- Infection: Infections in the central nervous system can exacerbate hydrocephalus and increase the risk of complications. Meningitis, for example, can lead to inflammation and scarring in the brain.
- Shunt Complications: Shunt systems are commonly used to manage hydrocephalus by diverting excess cerebrospinal fluid. However, these devices can malfunction, leading to potentially life-threatening complications.
- Comorbidities: Children with hydrocephalus may also have other medical conditions that increase the complexity of their care, leading to a higher risk of mortality.
What are the Risk Factors of Hydrocephalus in Pediatrics?
Understanding the risk factors associated with pediatric hydrocephalus is crucial for early detection and intervention:
- Congenital Factors: Congenital hydrocephalus is present at birth and may be linked to genetic factors or maternal infections during pregnancy.
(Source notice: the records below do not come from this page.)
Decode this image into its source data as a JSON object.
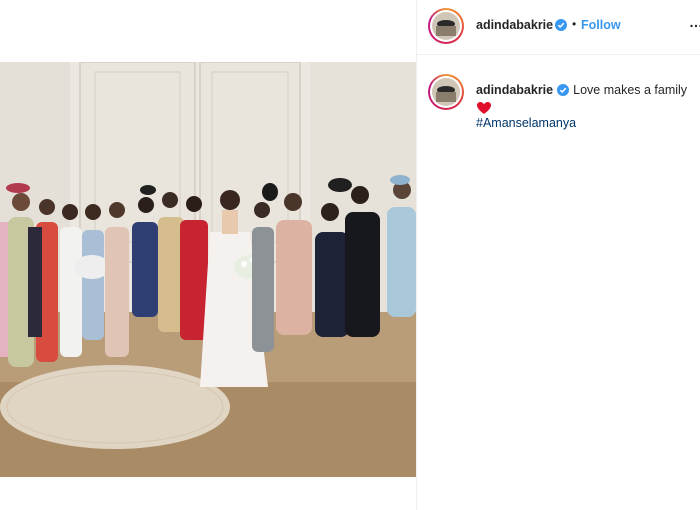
{
  "post": {
    "username": "adindabakrie",
    "follow_label": "Follow",
    "separator": "•",
    "more_label": "…",
    "caption": {
      "username": "adindabakrie",
      "text": "Love makes a family",
      "emoji": "heart-emoji",
      "hashtag": "#Amanselamanya"
    }
  },
  "colors": {
    "link": "#3897f0",
    "hashtag": "#003569",
    "verified": "#3897f0",
    "heart": "#e0102d"
  }
}
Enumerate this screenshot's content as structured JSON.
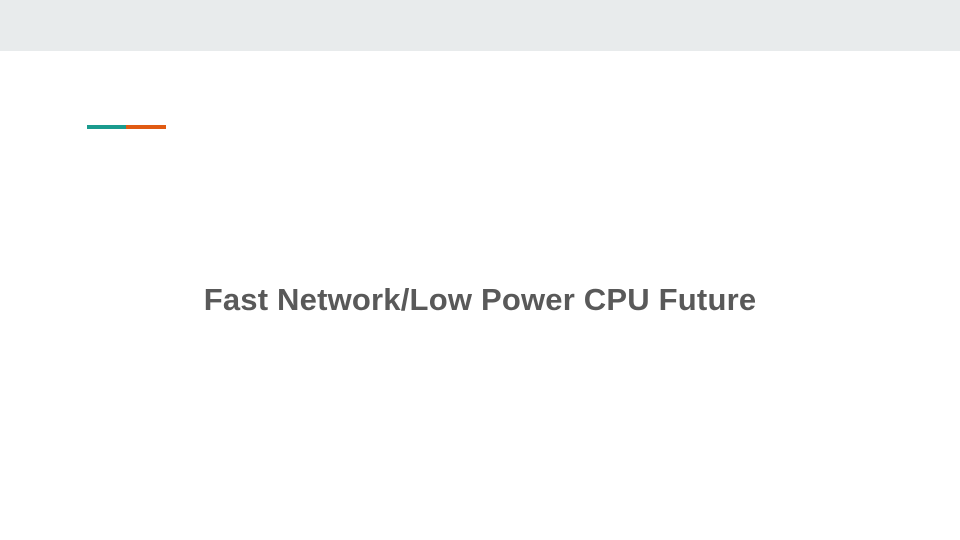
{
  "slide": {
    "title": "Fast Network/Low Power CPU Future"
  },
  "colors": {
    "top_band": "#e8ebec",
    "background": "#ffffff",
    "accent_teal": "#1a9b8e",
    "accent_orange": "#e05a12",
    "title_text": "#595959"
  }
}
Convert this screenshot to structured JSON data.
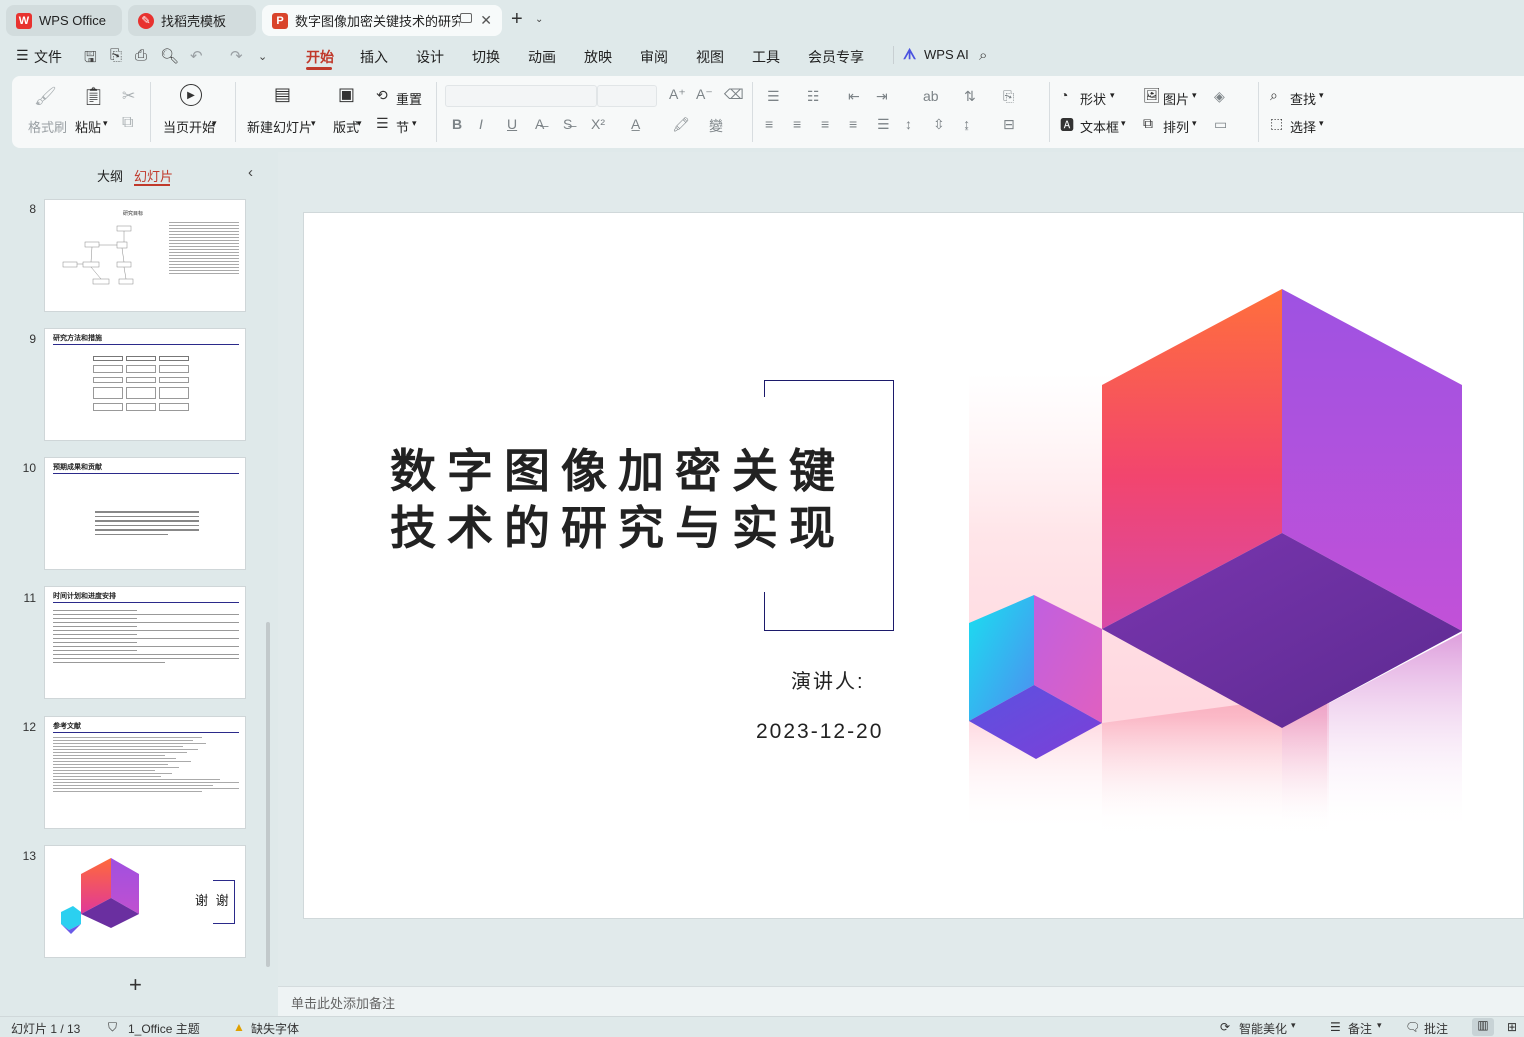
{
  "tabs": [
    {
      "label": "WPS Office"
    },
    {
      "label": "找稻壳模板"
    },
    {
      "label": "数字图像加密关键技术的研究与"
    }
  ],
  "menu": {
    "file": "文件",
    "items": [
      "开始",
      "插入",
      "设计",
      "切换",
      "动画",
      "放映",
      "审阅",
      "视图",
      "工具",
      "会员专享"
    ],
    "ai": "WPS AI"
  },
  "ribbon": {
    "format_painter": "格式刷",
    "paste": "粘贴",
    "play_from_current": "当页开始",
    "new_slide": "新建幻灯片",
    "layout": "版式",
    "reset": "重置",
    "section": "节",
    "shape": "形状",
    "picture": "图片",
    "textbox": "文本框",
    "arrange": "排列",
    "find": "查找",
    "select": "选择"
  },
  "panel": {
    "outline_tab": "大纲",
    "slides_tab": "幻灯片",
    "thumbs": [
      {
        "num": "8",
        "title": "研究目标"
      },
      {
        "num": "9",
        "title": "研究方法和措施"
      },
      {
        "num": "10",
        "title": "预期成果和贡献"
      },
      {
        "num": "11",
        "title": "时间计划和进度安排"
      },
      {
        "num": "12",
        "title": "参考文献"
      },
      {
        "num": "13",
        "title": "谢 谢"
      }
    ],
    "add": "+"
  },
  "slide": {
    "title_line1": "数字图像加密关键",
    "title_line2": "技术的研究与实现",
    "presenter": "演讲人:",
    "date": "2023-12-20"
  },
  "notes_placeholder": "单击此处添加备注",
  "status": {
    "slide_count": "幻灯片 1 / 13",
    "theme": "1_Office 主题",
    "missing_font": "缺失字体",
    "beautify": "智能美化",
    "notes": "备注",
    "comments": "批注"
  },
  "colors": {
    "accent": "#c0392b",
    "title_frame": "#1c1a6b",
    "cube_orange": "#ff6f3c",
    "cube_purple": "#9b4fe0",
    "cube_cyan": "#19e0f0"
  }
}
- Infections: Infections during pregnancy or early infancy can lead to acquired hydrocephalus.
- Intraventricular Hemorrhage: Premature infants are at increased risk of developing hydrocephalus due to intraventricular hemorrhage.
- Tumors and Lesions: Brain tumors or lesions can obstruct cerebrospinal fluid flow, causing hydrocephalus.
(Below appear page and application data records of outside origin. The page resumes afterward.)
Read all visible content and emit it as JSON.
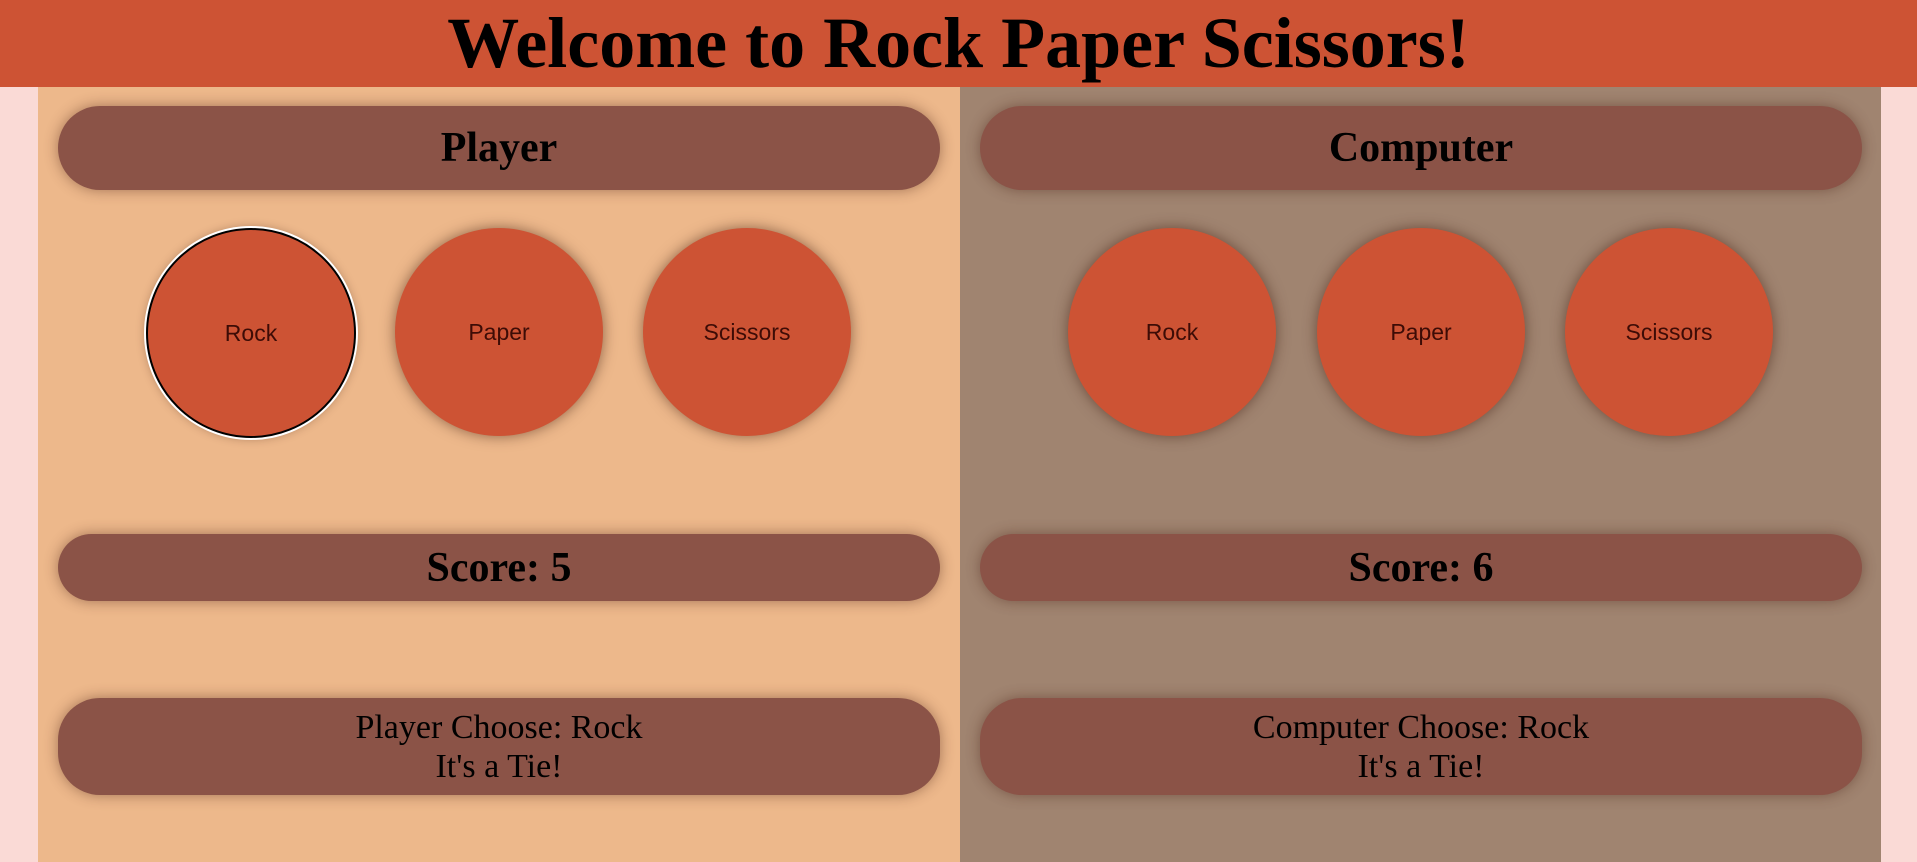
{
  "header": {
    "title": "Welcome to Rock Paper Scissors!"
  },
  "player": {
    "title": "Player",
    "choices": [
      "Rock",
      "Paper",
      "Scissors"
    ],
    "selected": "Rock",
    "score_label": "Score: 5",
    "result_choice": "Player Choose: Rock",
    "result_outcome": "It's a Tie!"
  },
  "computer": {
    "title": "Computer",
    "choices": [
      "Rock",
      "Paper",
      "Scissors"
    ],
    "score_label": "Score: 6",
    "result_choice": "Computer Choose: Rock",
    "result_outcome": "It's a Tie!"
  },
  "colors": {
    "page_background": "#fadad6",
    "header_background": "#cd5334",
    "player_panel": "#edb88b",
    "computer_panel": "#a08470",
    "pill": "#8b5347",
    "choice_button": "#cd5334"
  }
}
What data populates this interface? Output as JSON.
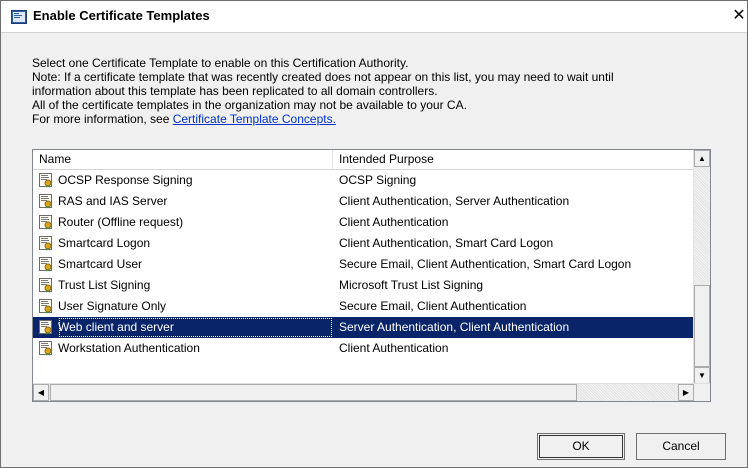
{
  "window": {
    "title": "Enable Certificate Templates",
    "close_glyph": "✕"
  },
  "intro": {
    "line1": "Select one Certificate Template to enable on this Certification Authority.",
    "line2": "Note: If a certificate template that was recently created does not appear on this list, you may need to wait until",
    "line3": "information about this template has been replicated to all domain controllers.",
    "line4": "All of the certificate templates in the organization may not be available to your CA.",
    "line5_prefix": "For more information, see ",
    "link": "Certificate Template Concepts."
  },
  "list": {
    "columns": [
      "Name",
      "Intended Purpose"
    ],
    "rows": [
      {
        "name": "OCSP Response Signing",
        "purpose": "OCSP Signing",
        "icon": "certificate-template-icon"
      },
      {
        "name": "RAS and IAS Server",
        "purpose": "Client Authentication, Server Authentication",
        "icon": "certificate-template-icon"
      },
      {
        "name": "Router (Offline request)",
        "purpose": "Client Authentication",
        "icon": "certificate-template-icon"
      },
      {
        "name": "Smartcard Logon",
        "purpose": "Client Authentication, Smart Card Logon",
        "icon": "certificate-template-icon"
      },
      {
        "name": "Smartcard User",
        "purpose": "Secure Email, Client Authentication, Smart Card Logon",
        "icon": "certificate-template-icon"
      },
      {
        "name": "Trust List Signing",
        "purpose": "Microsoft Trust List Signing",
        "icon": "certificate-template-icon"
      },
      {
        "name": "User Signature Only",
        "purpose": "Secure Email, Client Authentication",
        "icon": "certificate-template-icon"
      },
      {
        "name": "Web client and server",
        "purpose": "Server Authentication, Client Authentication",
        "icon": "certificate-template-icon",
        "selected": true
      },
      {
        "name": "Workstation Authentication",
        "purpose": "Client Authentication",
        "icon": "certificate-template-icon"
      }
    ],
    "selected_color": "#0a246a"
  },
  "buttons": {
    "ok": "OK",
    "cancel": "Cancel"
  },
  "scroll": {
    "up": "▲",
    "down": "▼",
    "left": "◀",
    "right": "▶"
  }
}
Can a Child with Hydrocephalus Live a Normal Life?
Many children with hydrocephalus can lead fulfilling lives with the right medical care and support. Early diagnosis and intervention are key to improving outcomes. Treatment options for hydrocephalus may include shunt placement, endoscopic third ventriculostomy, or other surgical procedures. Rehabilitation and ongoing medical monitoring can help children with hydrocephalus achieve their potential.
It's essential for children with hydrocephalus to receive comprehensive medical care, including neurosurgical intervention, regular follow-up appointments, and rehabilitation services as needed. Families often work closely with healthcare professionals to develop an individualized care plan that addresses their child's unique needs.
While a diagnosis of hydrocephalus can be concerning, many children with this condition can lead fulfilling lives with appropriate care, support, and a positive attitude. The prognosis will depend on the specific circumstances of the individual child and the effectiveness of their treatment and ongoing management.
How Can You Support Your Child Who Has Pediatric Hydrocephalus?
To provide vital support for a child with pediatric hydrocephalus, turning to the New Jersey Pediatric Neuroscience Institute is a wise choice. This institute serves as an invaluable resource for families seeking comprehensive care and guidance in managing pediatric neurological conditions like hydrocephalus. Their specialized team not only delivers expert medical treatment but also offers emotional assistance and educational materials to aid families throughout this demanding journey.
Support for children with hydrocephalus and their families is essential. The New Jersey Pediatric Neuroscience Institute is a valuable resource for those seeking comprehensive care and guidance. They offer specialized expertise in pediatric neurological conditions, including hydrocephalus. Their team provides not only medical treatment but also emotional support and educational resources to assist families on this challenging journey.
Pediatric hydrocephalus presents significant challenges, including an increase in mortality rates when left untreated. Understanding the risk factors, timely diagnosis, and appropriate medical care are essential for improving outcomes. With the right support, many children with hydrocephalus can lead fulfilling lives. The New Jersey Pediatric Neuroscience Institute stands as a beacon of hope, offering specialized care and support for families facing this complex condition. By raising awareness and improving access to quality healthcare, we can work towards reducing the mortality associated with pediatric hydrocephalus and providing a brighter future for affected children.